Please copy every line below that contains the string "soccer".

-------

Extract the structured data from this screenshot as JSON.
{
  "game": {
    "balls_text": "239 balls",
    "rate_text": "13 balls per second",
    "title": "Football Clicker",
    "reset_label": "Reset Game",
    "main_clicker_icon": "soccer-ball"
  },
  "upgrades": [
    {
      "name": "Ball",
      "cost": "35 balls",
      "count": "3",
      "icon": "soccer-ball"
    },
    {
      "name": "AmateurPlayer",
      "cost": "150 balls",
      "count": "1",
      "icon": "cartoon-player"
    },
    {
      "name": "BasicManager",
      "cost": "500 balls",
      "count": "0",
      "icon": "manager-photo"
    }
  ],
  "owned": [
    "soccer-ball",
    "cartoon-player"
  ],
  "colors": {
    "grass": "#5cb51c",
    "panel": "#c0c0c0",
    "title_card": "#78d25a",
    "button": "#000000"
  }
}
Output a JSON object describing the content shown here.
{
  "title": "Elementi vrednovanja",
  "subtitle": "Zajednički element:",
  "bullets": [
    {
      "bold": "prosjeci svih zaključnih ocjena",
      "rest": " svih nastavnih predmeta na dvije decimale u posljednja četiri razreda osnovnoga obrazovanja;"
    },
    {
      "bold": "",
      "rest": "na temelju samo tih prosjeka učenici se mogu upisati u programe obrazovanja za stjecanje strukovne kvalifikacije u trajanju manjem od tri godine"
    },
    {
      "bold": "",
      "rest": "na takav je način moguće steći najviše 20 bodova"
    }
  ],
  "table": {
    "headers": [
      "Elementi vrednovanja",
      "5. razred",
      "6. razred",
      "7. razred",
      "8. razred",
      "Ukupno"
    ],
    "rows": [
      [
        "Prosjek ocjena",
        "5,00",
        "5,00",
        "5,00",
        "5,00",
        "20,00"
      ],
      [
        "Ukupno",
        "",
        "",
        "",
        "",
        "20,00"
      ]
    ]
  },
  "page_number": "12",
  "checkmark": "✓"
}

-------

Answer to this exercise:
    "main_clicker_icon": "soccer-ball"
      "icon": "soccer-ball"
    "soccer-ball",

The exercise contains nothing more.